A recent article in the New York Times discusses the New Yorker’s plans to alter its online strategy. The publication plans to redesign its website, both on the backend to make it easier for staff to manage and on the front end to make it easier for consumers to use; with particular thought given to accessibility and ease of use on mobile devices. In addition, the New Yorker is planning on adjusting their pricing strategy for the website and making the move to a metered paywall. Most of us have been exposed to a metered paywall.
If you’ve spent time on websites such as AdAge, The Economist or the New York Times (the source of this story) you’ve probably noticed the messages that either appear within the site’s pages or show up as a message box after a certain number of articles have been read that indicate that this article is the last free one you can view. When you’ve hit your limit you’re then given the option to subscribe in some form, in order to view all the content you’d like during the duration of your subscription. This pricing/promotion strategy has become increasingly popular for online publications as more of them have come to the realization that online advertising won’t quite pay the bills—related in part to marketers paying less for clicks from banner ads and other forms of digital advertising displayed on websites.
From a marketing management standpoint, what’s particularly interesting about the New Yorker’s shift to a metered paywall is the plan to initially offer the entire site’s content for free during a three month promotional period. This will hopefully help bring in new readership from around the globe and persuade consumers of the value of having unlimited access to the articles being provided by the publication. The other value of this approach in a digital space is particularly intriguing. Specifically, the New Yorker intends to use all of the data collected to help determine how to price its metered paywall approach and determine where the sweet spot is for the number of free articles to provide per period of time. It will be interesting to see ultimately where the organization lands in terms of these factors based on the wealth of data accumulated during the promotional period.
So, if you were the manager in charge of ultimately making this decision:
- What kinds of web collected data would you be most interested in for the purpose of making the decision of how many articles to provide for free and how to price a subscription?
- Would you consider offering a tiered subscription plan and if so why? What would you want to see in the collected data order to suggest the value of such an approach?
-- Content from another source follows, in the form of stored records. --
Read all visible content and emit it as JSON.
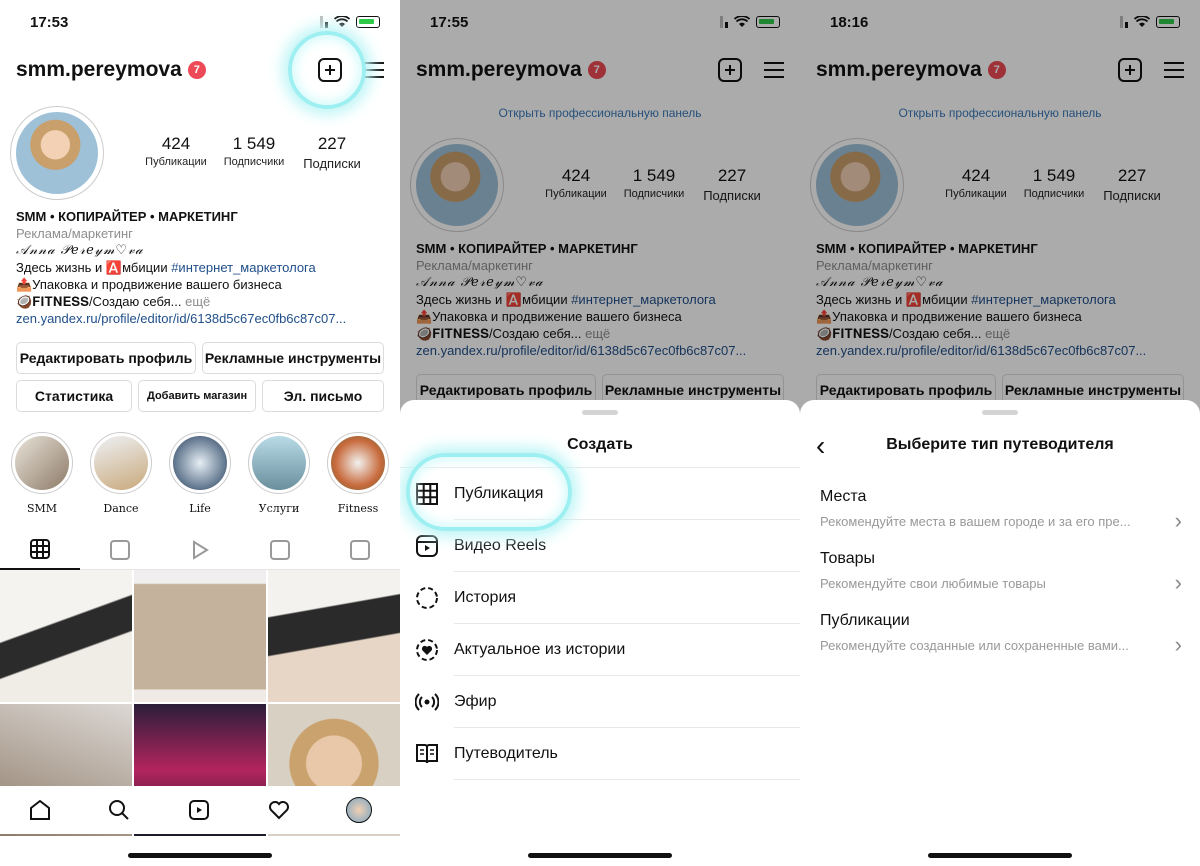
{
  "screens": [
    {
      "time": "17:53",
      "username": "smm.pereymova",
      "notif_count": "7",
      "stats": [
        {
          "num": "424",
          "label": "Публикации"
        },
        {
          "num": "1 549",
          "label": "Подписчики"
        },
        {
          "num": "227",
          "label": "Подписки"
        }
      ],
      "bio": {
        "title": "SMM • КОПИРАЙТЕР • МАРКЕТИНГ",
        "category": "Реклама/маркетинг",
        "name_script": "𝒜𝓃𝓃𝒶 𝒫𝑒𝓇𝑒𝓎𝓂♡𝓋𝒶",
        "line1_a": "Здесь жизнь и ",
        "line1_b": "🅰️мбиции ",
        "line1_hash": "#интернет_маркетолога",
        "line2": "📤Упаковка и продвижение вашего бизнеса",
        "line3_a": "🥥𝐅𝐈𝐓𝐍𝐄𝐒𝐒/Создаю себя...",
        "line3_more": " ещё",
        "link": "zen.yandex.ru/profile/editor/id/6138d5c67ec0fb6c87c07..."
      },
      "buttons": {
        "edit": "Редактировать профиль",
        "ads": "Рекламные инструменты",
        "stats": "Статистика",
        "shop": "Добавить магазин",
        "email": "Эл. письмо"
      },
      "highlights": [
        "SMM",
        "Dance",
        "Life",
        "Услуги",
        "Fitness"
      ]
    },
    {
      "time": "17:55",
      "username": "smm.pereymova",
      "notif_count": "7",
      "pro_link": "Открыть профессиональную панель",
      "stats": [
        {
          "num": "424",
          "label": "Публикации"
        },
        {
          "num": "1 549",
          "label": "Подписчики"
        },
        {
          "num": "227",
          "label": "Подписки"
        }
      ],
      "sheet_title": "Создать",
      "menu": [
        "Публикация",
        "Видео Reels",
        "История",
        "Актуальное из истории",
        "Эфир",
        "Путеводитель"
      ]
    },
    {
      "time": "18:16",
      "username": "smm.pereymova",
      "notif_count": "7",
      "pro_link": "Открыть профессиональную панель",
      "stats": [
        {
          "num": "424",
          "label": "Публикации"
        },
        {
          "num": "1 549",
          "label": "Подписчики"
        },
        {
          "num": "227",
          "label": "Подписки"
        }
      ],
      "sheet_title": "Выберите тип путеводителя",
      "guide_items": [
        {
          "title": "Места",
          "sub": "Рекомендуйте места в вашем городе и за его пре..."
        },
        {
          "title": "Товары",
          "sub": "Рекомендуйте свои любимые товары"
        },
        {
          "title": "Публикации",
          "sub": "Рекомендуйте созданные или сохраненные вами..."
        }
      ]
    }
  ],
  "icons": {
    "new_post": "plus-square-icon",
    "menu": "hamburger-icon",
    "back": "chevron-left-icon",
    "chevron": "chevron-right-icon"
  },
  "colors": {
    "accent_link": "#3978b8",
    "hashtag": "#1f4e8a",
    "badge": "#ed4956",
    "glow": "#9eeff2"
  }
}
- How would you go about articulating how your analysis of the data led to your decision on these matters if you had to justify it to the Board of Directors?
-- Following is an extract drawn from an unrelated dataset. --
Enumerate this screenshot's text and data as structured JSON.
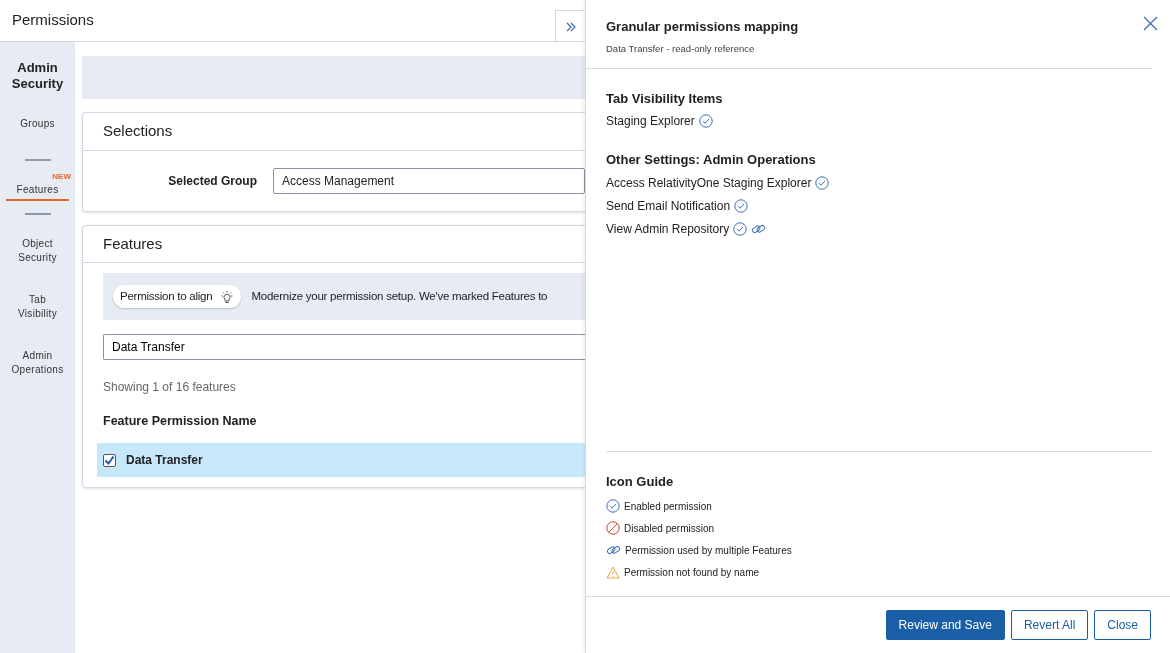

- What kinds of metrics would you put in place in order to track the effectiveness of the metered paywall that you would implement?